No one wants to visit beaches where oil mingles with the seashells in the surf. That's why Florida is desperately hoping the recent spill in the Gulf of Mexico can be contained. The state needs its tourism industry to recover.
Florida had enjoyed seemingly unencumbered prosperity thanks to its real estate boom. But like the rest of the country, that all ended a few years ago when the housing market sobered up. Since then, the state's economy has struggled. It's ranked fifth-worst in unemployment, hitting 12.3% in March.
According to the Palm Beach Post, the Gulf Stream may help to coat much of Florida's coast with oil. That would contaminate its most valuable natural resource: its beaches that draw tourists from around the world. Here's a diagram the article provides:
As you can see, the northwest coastal areas, including Tampa, are already in a state of emergency. But the current is expected to sweep the oil to the Keys and most of its southeast coast as well. These beaches that would be affected account for most of the state's tourist destinations, with the notable exception of the Disney and Universal theme parks located further inland in the Orlando area.

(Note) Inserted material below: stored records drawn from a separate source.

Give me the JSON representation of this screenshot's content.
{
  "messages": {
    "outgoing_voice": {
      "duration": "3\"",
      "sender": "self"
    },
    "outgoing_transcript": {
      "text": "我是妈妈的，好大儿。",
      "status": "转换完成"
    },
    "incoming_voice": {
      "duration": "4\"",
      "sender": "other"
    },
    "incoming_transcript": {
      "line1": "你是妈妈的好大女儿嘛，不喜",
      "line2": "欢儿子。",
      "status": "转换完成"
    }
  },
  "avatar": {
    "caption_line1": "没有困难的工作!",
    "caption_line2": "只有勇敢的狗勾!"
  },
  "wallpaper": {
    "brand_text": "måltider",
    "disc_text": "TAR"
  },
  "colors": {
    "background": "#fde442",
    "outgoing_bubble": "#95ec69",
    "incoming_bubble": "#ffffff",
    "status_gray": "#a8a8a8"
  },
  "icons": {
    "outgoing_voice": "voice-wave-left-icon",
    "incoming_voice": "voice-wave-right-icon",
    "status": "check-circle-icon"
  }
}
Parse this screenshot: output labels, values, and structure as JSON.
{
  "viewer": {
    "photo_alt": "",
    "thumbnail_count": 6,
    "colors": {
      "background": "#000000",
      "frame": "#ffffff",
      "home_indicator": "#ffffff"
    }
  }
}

It's hard to overemphasize how serious a problem it would be for Florida if its tourism doesn't return as the U.S. economy improves. With its real estate market unlikely to thrive again for years, the state doesn't have many other business sectors to rely on, other than tourism and farming.
Even if people do start vacationing there at a rate seen before the recession, the job growth that results probably won't be enough to completely staunch the staggering number of unemployed in the state. If that job creation is delayed until the oil clears, then many of those currently looking for work may still be searching years from now. Of course, the state's poor housing market also makes labor mobility more difficult, though some residents have already begun fleeing the state for better opportunities elsewhere.
At this point, Floridians are still hoping that the spill can be contained and its coast spared. But if efforts to prevent the spread of the oil fail, then tourists may think twice about choosing Florida as their tropical vacation destination for some time. And that would be crippling to the state's economy, which needs tourism to return to experience even a slow recovery.
We want to hear what you think about this article. Submit a letter to the editor or write to email@example.com.